Prepare Before Divorce Filing: Smart!

If I had a dollar for every time I was asked whether a person should file for divorce or not, I’d be vacationing in Hawaii right now. Even though I would never accept the dollar, I still cannot answer the question because it’s a very personal decision. Once you’ve decided that the marriage is irreconcilable, however, it’s probably a good time to prepare before the divorce filing.

First, conceptualize the purpose of the divorce. It is to separate and restore both spouses as single persons. With that, assets and debts must be characterized and property must be divided. Understanding the end result will help you focus in your preparation.

There are many things one can do to prepare before filing for divorce, depending on their circumstances. Here are some general tips:

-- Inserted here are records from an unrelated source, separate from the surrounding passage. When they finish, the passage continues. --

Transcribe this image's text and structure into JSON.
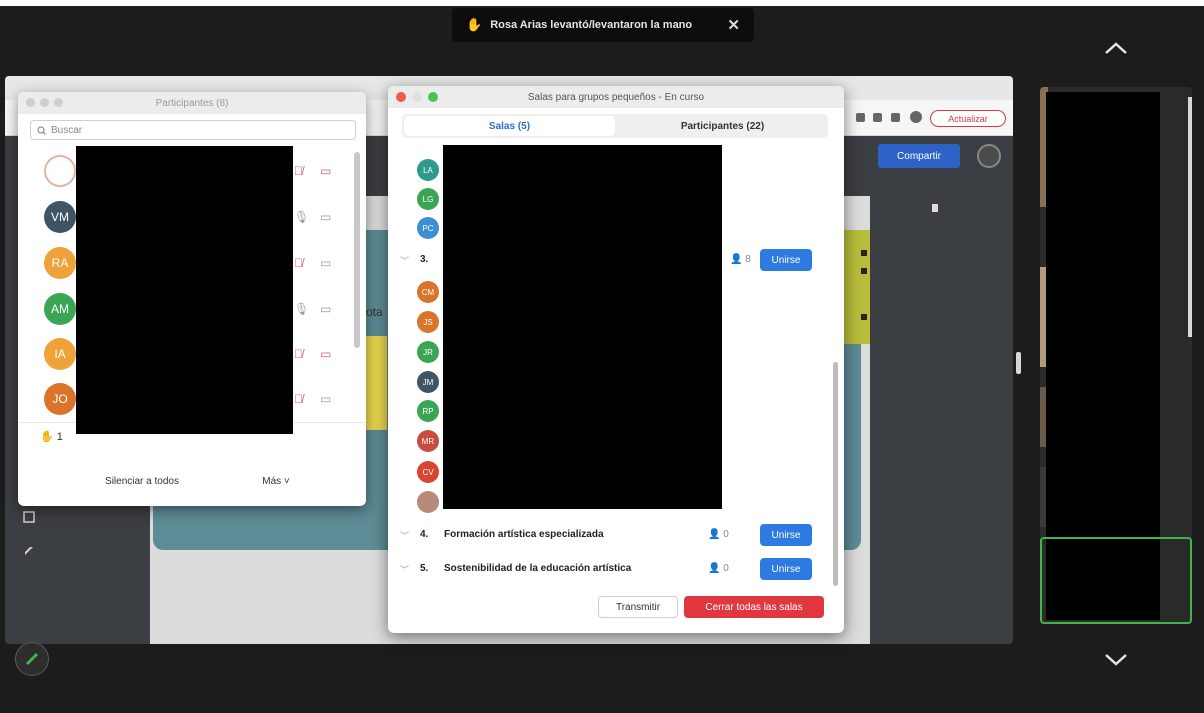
{
  "notification": {
    "text": "Rosa Arias levantó/levantaron la mano",
    "close_label": "✕"
  },
  "shared_screen": {
    "share_label": "Compartir",
    "update_label": "Actualizar",
    "doc_fragment": "ota"
  },
  "participants_window": {
    "title": "Participantes (8)",
    "search_placeholder": "Buscar",
    "participants": [
      {
        "initials": "",
        "color": "#ffffff",
        "mic": "muted",
        "camera": "off"
      },
      {
        "initials": "VM",
        "color": "#3f5566",
        "mic": "on",
        "camera": "on"
      },
      {
        "initials": "RA",
        "color": "#f0a23a",
        "mic": "muted",
        "camera": "on"
      },
      {
        "initials": "AM",
        "color": "#3aa655",
        "mic": "on",
        "camera": "on"
      },
      {
        "initials": "IA",
        "color": "#f0a23a",
        "mic": "muted",
        "camera": "off"
      },
      {
        "initials": "JO",
        "color": "#d9742a",
        "mic": "muted",
        "camera": "on"
      }
    ],
    "raised_hands": "1",
    "mute_all_label": "Silenciar a todos",
    "more_label": "Más ˅"
  },
  "breakout_window": {
    "title": "Salas para grupos pequeños - En curso",
    "tabs": [
      {
        "label": "Salas (5)",
        "active": true
      },
      {
        "label": "Participantes (22)",
        "active": false
      }
    ],
    "room2_members": [
      {
        "initials": "LA",
        "color": "#2e9b8a"
      },
      {
        "initials": "LG",
        "color": "#3aa655"
      },
      {
        "initials": "PC",
        "color": "#3b8fd6"
      }
    ],
    "room3": {
      "number": "3.",
      "count": "8",
      "join_label": "Unirse"
    },
    "room3_members": [
      {
        "initials": "CM",
        "color": "#d9742a"
      },
      {
        "initials": "JS",
        "color": "#d9742a"
      },
      {
        "initials": "JR",
        "color": "#3aa655"
      },
      {
        "initials": "JM",
        "color": "#3f5566"
      },
      {
        "initials": "RP",
        "color": "#3aa655"
      },
      {
        "initials": "MR",
        "color": "#c84b3e"
      },
      {
        "initials": "CV",
        "color": "#d9452e"
      },
      {
        "initials": "",
        "color": "#b88a7a"
      }
    ],
    "rooms": [
      {
        "number": "4.",
        "name": "Formación artística especializada",
        "count": "0",
        "join_label": "Unirse"
      },
      {
        "number": "5.",
        "name": "Sostenibilidad de la educación artística",
        "count": "0",
        "join_label": "Unirse"
      }
    ],
    "transmit_label": "Transmitir",
    "close_all_label": "Cerrar todas las salas"
  },
  "colors": {
    "zoom_blue": "#2d7be0",
    "close_red": "#e0383e",
    "active_speaker_green": "#3fb64c"
  }
}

  1. Begin the separation. While you do not necessarily have to move out of the marital home before filing, consider commencing the separation in other ways. Open a bank account and credit card in your name alone if you do not already have them. This is will ultimately prove valuable if you depend on your spouse and they try to cut you off. If you and your spouse share a phone plan, consider getting your own. It’s typically not a good idea to allow your spouse to have unfettered access to your call and text records while going through a divorce.
  2. Save your money. Divorce can be, and usually is, expensive. You will need money to keep you afloat until a support order or settlement agreement is issued by the court (assuming you are the supported party). You may need to move into a new residence. How about some new items, such as furniture and appliances? Make a spreadsheet of all your monthly expenses and determine how much money you need every month prior to the support order going into effect, which could take several months after the divorce case is opened. Many individuals going through a divorce tend to rack up a lot of debt in the beginning of the process. If you have good credit, you may need to rely on credit cards. If you have poor credit, start working on building your score up so that you can rely on credit in times of need.
  3. Hire an attorney. Whether it is you or your spouse who has the funds to retain an attorney, think twice before attempting to go through this on your own. Hiring an attorney early in the process can maximize settlement opportunities before things get ugly (and expensive). Further, having an advocate by your side will alleviate the burden of stress and time that can be redirected to other areas to help you advance through this chapter in your life. Interview several firms before deciding on one.
  4. Collect financial documents. Make copies of all your important financial documents. You will want copies of tax returns, pay stubs, bank statements, and credit card statements to name a few. Keep these in a safe place in the event your spouse goes on a seek and destroy mission.
  5. Develop a support network. Going through a divorce is tough. Having an available network of family, friends, and professionals during this time can make all the difference. Reach out to your network regularly. Being able to speak with someone will help alleviate the emotional burden.

If you have children, you may find our following blog post useful: Divorces and Your Child: Mistakes to Avoid.

If you are looking for a family law firm in the San Diego area, contact The Zarin Law Firm today for an initial complimentary consultation to discuss your options. Call us at (619) 800-4189 or complete the Contact form below.